Doing interviews like this one are a big part of that, because even when gamers disagree with each other (as we so often do), I think many of us maintain a common shared experience of wonder. I've said this elsewhere (possibly even in this interview already...), but it bears repeating because it's important to me. My primary goal when i write fantasy fiction is to try to capture the sense of wonder that lies at the heart of the gaming experience for me. Not the mechanics or the lexicon or the subtle details (though all those things can be fun to work with), but the feeling of being caught up in world-shaking events bigger than you are, and of having to decide how to move forward when it seems like all hope is lost. That to me is what great fantasy is all about.
RC: Okay, one last question. In all of the years spent gaming as both a player and a GM, what is the most favorite moment you've experienced in a table top RPG?
SFG: Well, I'll need to seriously fudge my answer because I honestly don't think I can narrow it down. In no particular order: The first D&D I ever played, without dice or rules (talked about above). The first D&D I DMed for my daughters, twenty-three years later. Playing "Twilight's Peak" (Traveller), and feeling like I'd suddenly become a character in one of the best books I'd ever read. Coming up to the gates of the Keep on the Borderlands and engaging in real roleplaying for the very first time. The last time we stepped through the gates of the Tomb of Horrors, having suffered disastrous losses on our first incursions, and knowing we were going to beat Acererak this time or die trying. (Spoiler alert: PCs 1; demilich 0.)
The weird thing about gaming (and quite possibly the most annoying thing for non-gamers) is how many seemingly mundane campaign moments are still rich with meaning and memory so long after the fact. I'd be hard-pressed to accurately remember any specific day of my life in eleventh grade. But if I close my eyes, I can be back on a hillside overlooking the Caves of Chaos as the sun rises. I can be back in a bookshop in Regina starport, opening a battered volume marked with a mysterious octagon. I can be back at the entrance of that very first plain-paper, no rules dungeon that started it all for me.

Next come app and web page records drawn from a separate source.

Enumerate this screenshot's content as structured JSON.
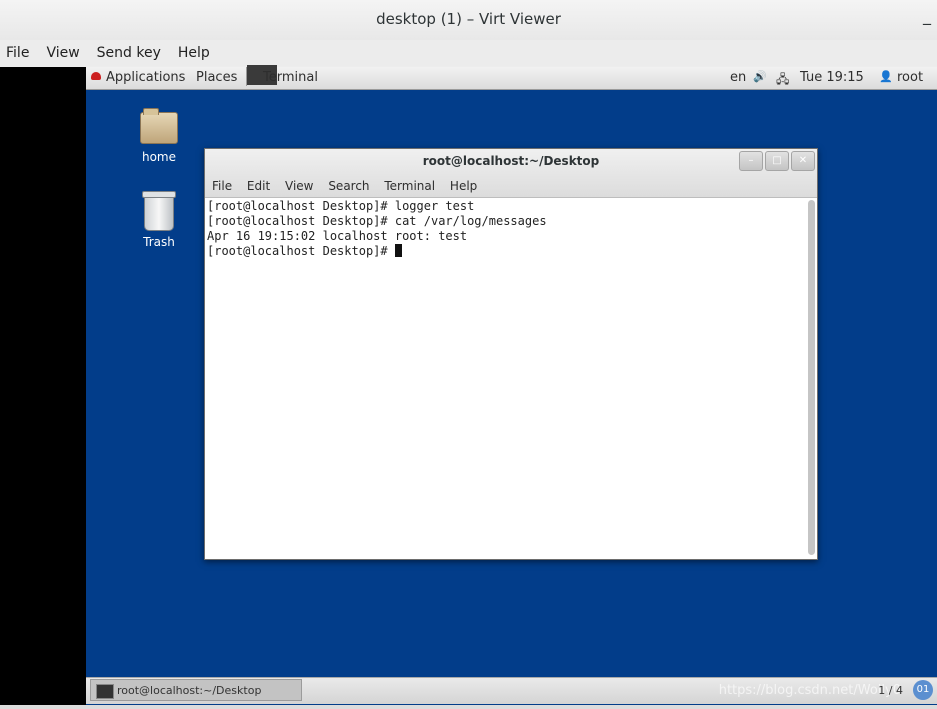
{
  "window": {
    "title": "desktop (1) – Virt Viewer",
    "minimize_glyph": "_"
  },
  "menubar": [
    "File",
    "View",
    "Send key",
    "Help"
  ],
  "panel": {
    "applications": "Applications",
    "places": "Places",
    "terminal": "Terminal",
    "lang": "en",
    "volume_icon": "🔊",
    "network_icon": "🖧",
    "clock": "Tue 19:15",
    "user_icon": "👤",
    "user": "root"
  },
  "desktop_icons": {
    "home": "home",
    "trash": "Trash"
  },
  "terminal": {
    "title": "root@localhost:~/Desktop",
    "buttons": [
      "–",
      "□",
      "✕"
    ],
    "menu": [
      "File",
      "Edit",
      "View",
      "Search",
      "Terminal",
      "Help"
    ],
    "lines": [
      "[root@localhost Desktop]# logger test",
      "[root@localhost Desktop]# cat /var/log/messages",
      "Apr 16 19:15:02 localhost root: test",
      "[root@localhost Desktop]# "
    ]
  },
  "taskbar": {
    "task": "root@localhost:~/Desktop",
    "watermark": "https://blog.csdn.net/Wolly0",
    "pager": "1 / 4",
    "avatar": "01"
  }
}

RC: Spoken as a true gamer. Thanks for taking the time to let me pick your brain a bit, and I wish you continued success with your gaming projects as well as with the new book.

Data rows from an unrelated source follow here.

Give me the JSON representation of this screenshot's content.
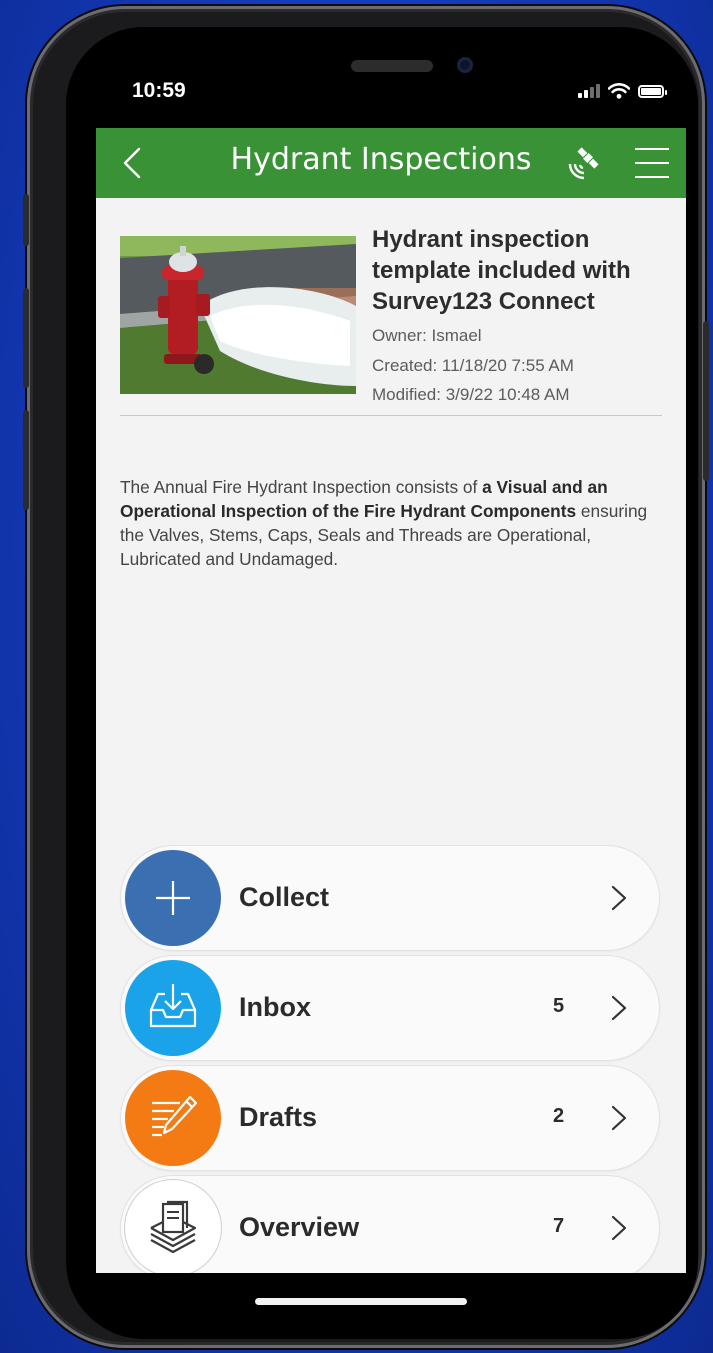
{
  "status_bar": {
    "time": "10:59"
  },
  "header": {
    "title": "Hydrant Inspections"
  },
  "survey": {
    "title": "Hydrant inspection template included with Survey123 Connect",
    "owner": "Owner: Ismael",
    "created": "Created: 11/18/20 7:55 AM",
    "modified": "Modified: 3/9/22 10:48 AM"
  },
  "description": {
    "part1": "The Annual Fire Hydrant Inspection consists of ",
    "bold": "a Visual and an Operational Inspection of the Fire Hydrant Components",
    "part2": " ensuring the Valves, Stems, Caps, Seals and Threads are Operational, Lubricated and Undamaged."
  },
  "actions": [
    {
      "label": "Collect",
      "count": "",
      "color": "#3a70b2",
      "icon": "plus-icon"
    },
    {
      "label": "Inbox",
      "count": "5",
      "color": "#1aa3e8",
      "icon": "inbox-download-icon"
    },
    {
      "label": "Drafts",
      "count": "2",
      "color": "#f47b13",
      "icon": "pencil-lines-icon"
    },
    {
      "label": "Overview",
      "count": "7",
      "color": "#ffffff",
      "icon": "stacked-documents-icon"
    }
  ],
  "colors": {
    "header": "#3a9236",
    "background": "#f3f3f3"
  }
}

About Scott Fitzgerald Gray:
Scott Fitzgerald Gray is a specially constructed biogenetic simulacrum built around an array of experimental consciousness-sharing techniques — a product of the finest minds of Canadian science until the grant money ran out. Accidentally set loose during an unauthorized midnight rave at the lab, the S.F. Gray entity is currently at large amongst an unsuspecting populace, where his work as an author, screenwriter, editor, RPG designer, and story editor for feature film keeps him off the streets.
More info on Scott and his work (some of it even occasionally truthful) can be found by reading between the lines at insaneangel.com.